Researcher in the Department of History
Member of the Institute of Medieval and Early Modern Studies



I am Tenure Track Professor (Juniorprofessorin) for Medieval Mediterranean History at Tübingen University, Germany. At the same time, I work as Research Fellow at Durham’s Department of History whilst I act as Principal Investigator of the binational research project “Interreligious Communication in and between the Latin-Christian and the Arabic-Islamic Sphere: Macro-theories and Micro-settings”. 

RELCOM: Interreligious Communication in and between the Latin-Christian and the Arabic-Islamic Sphere

This project is generously supported by the UK-German Funding Initiative in the Humanities (AHRC & DFG/German Research Foundation) over a period of three years (2022‒2025). Together with Daniel König (Konstanz), two Postdocs (Durham&Konstanz) and our Co-I Christopher Bahl (Durham) we aim to analyse “Interreligious Communication in and between the Latin-Christian and the Arabic-Islamic Sphere” through both macro-theories and micro-settings.
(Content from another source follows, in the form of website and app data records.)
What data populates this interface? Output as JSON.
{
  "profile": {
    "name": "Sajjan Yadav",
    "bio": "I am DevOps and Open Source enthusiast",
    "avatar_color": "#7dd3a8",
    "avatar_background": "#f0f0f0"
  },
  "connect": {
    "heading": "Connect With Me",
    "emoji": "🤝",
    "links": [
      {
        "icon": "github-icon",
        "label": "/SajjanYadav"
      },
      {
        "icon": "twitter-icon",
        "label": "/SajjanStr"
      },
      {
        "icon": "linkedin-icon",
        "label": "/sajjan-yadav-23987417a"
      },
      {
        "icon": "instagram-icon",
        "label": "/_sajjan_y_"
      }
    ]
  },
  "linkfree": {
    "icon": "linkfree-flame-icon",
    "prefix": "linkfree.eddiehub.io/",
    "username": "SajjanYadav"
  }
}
In the past thirty years, research has done much to refine our understanding of Jewish-Christian-Muslim relations in the wider Mediterranean by analysing political, economic, social, and cultural fields of interaction, by highlighting phenomena of mutual perception, transgression, and hybridity, and also by proposing models of interreligious interaction ranging from conflict to convivencia. Within these frameworks, scholars have formulated a large number of hypotheses to describe various settings and patterns of Jewish-Christian-Muslim communication. In light of the huge variety of interreligious communicative processes documented in the extant primary source evidence, these models and hypotheses have yet to be critically evaluated in terms of their complementary character, inherent contradictions, and plausibility.

Our project engages with the varieties of interreligious communication from a macro-historical and from several micro-historical perspectives. On the macro-historical level, it will collect, juxtapose, and systematize scholarly hypotheses on interreligious communication. On the micro-historical level, four sub-projects – of which this post forms one – will focus on a series of case-studies as a way of critically examining existing models dealing with Jewish-Christian-Muslim communication.
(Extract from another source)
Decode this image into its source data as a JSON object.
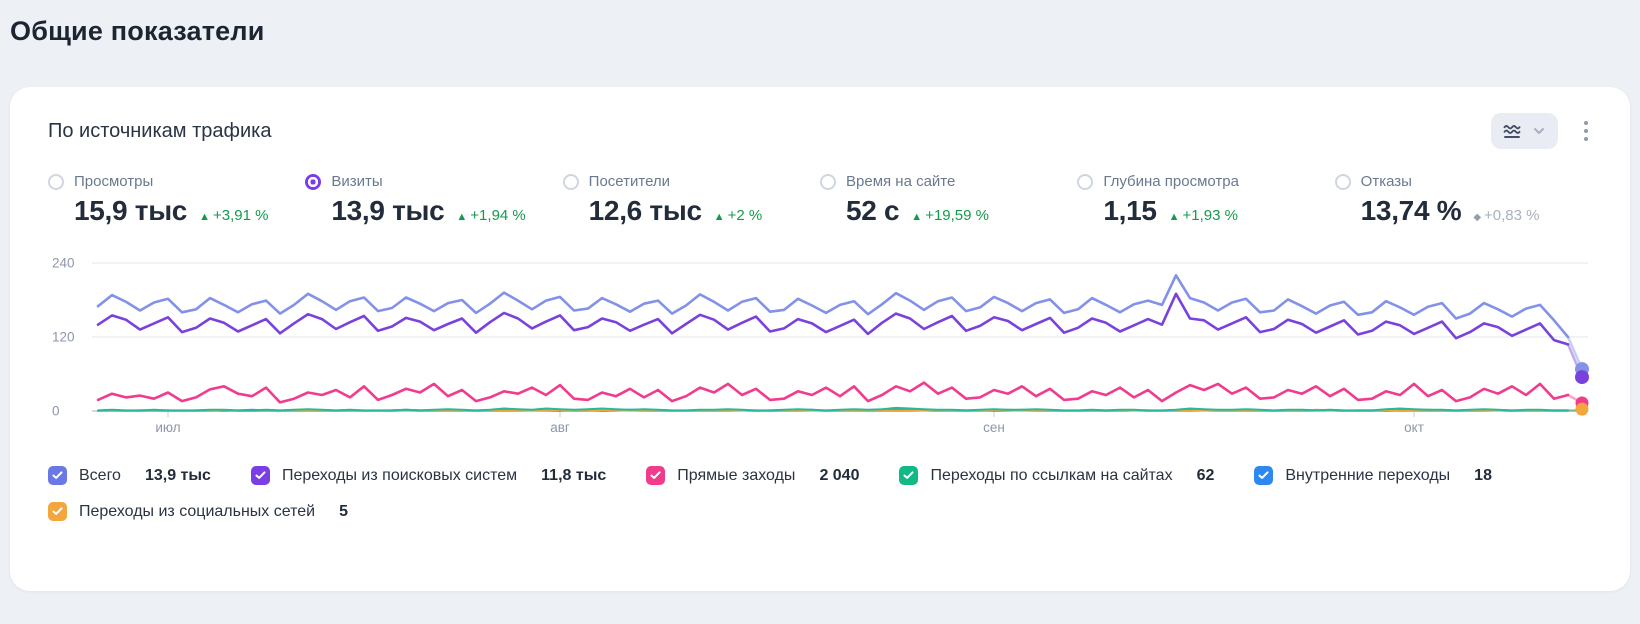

Apart from this research, I work on landscapes and societies that experienced religious and political expansions and, as a consequence, were characterised by considerable degrees of transcultural contacts and communication.

My first monograph (“Raumgeschichte einer Hauptstadt”) analyses the urban history of Palermo under Muslim and Christian rule from c. 800 to 1200. Overall, the book presents a new interpretation of Palermo’s urban topography as a natural, built, and social environment in which we can read continuous change and multi-layered transformations – some of them intentional intervention and others long-term developments. Thus, the book offers a case-study of continuity and discontinuity in a Mediterranean capital city between changing rulerships and dominant religions.

While I continue to be interested in the landscapes of medieval Sicily, I also want to dive into something entirely new: over the coming years, I intend to study “Legal Cultures in the Medieval Mediterranean: Communication and Decision Making in Multireligious Societies”. This project aims to investigate how groups and individuals in multireligious societies navigated between different legal arenas to seek advice or receive justice.

In addition, together with Daniel König and Eric Böhme (both Konstanz University, Germany) I am the co-editor of a commented anthology of Arabic and Latin primary sources that will soon be published as an online journal. “Transmediterranean History: A Commented Anthology of Primary Sources” is an exciting initiative that seeks to make Arabic and Latin primary sources accessible to researchers, students, and enthusiasts alike.

Research Interests
  • Landscapes and spatial history
  • Political and religious expansions
  • Legal cultures, legal advice and decision making
  • Religious minorities
  • Water, water-management and waterscapes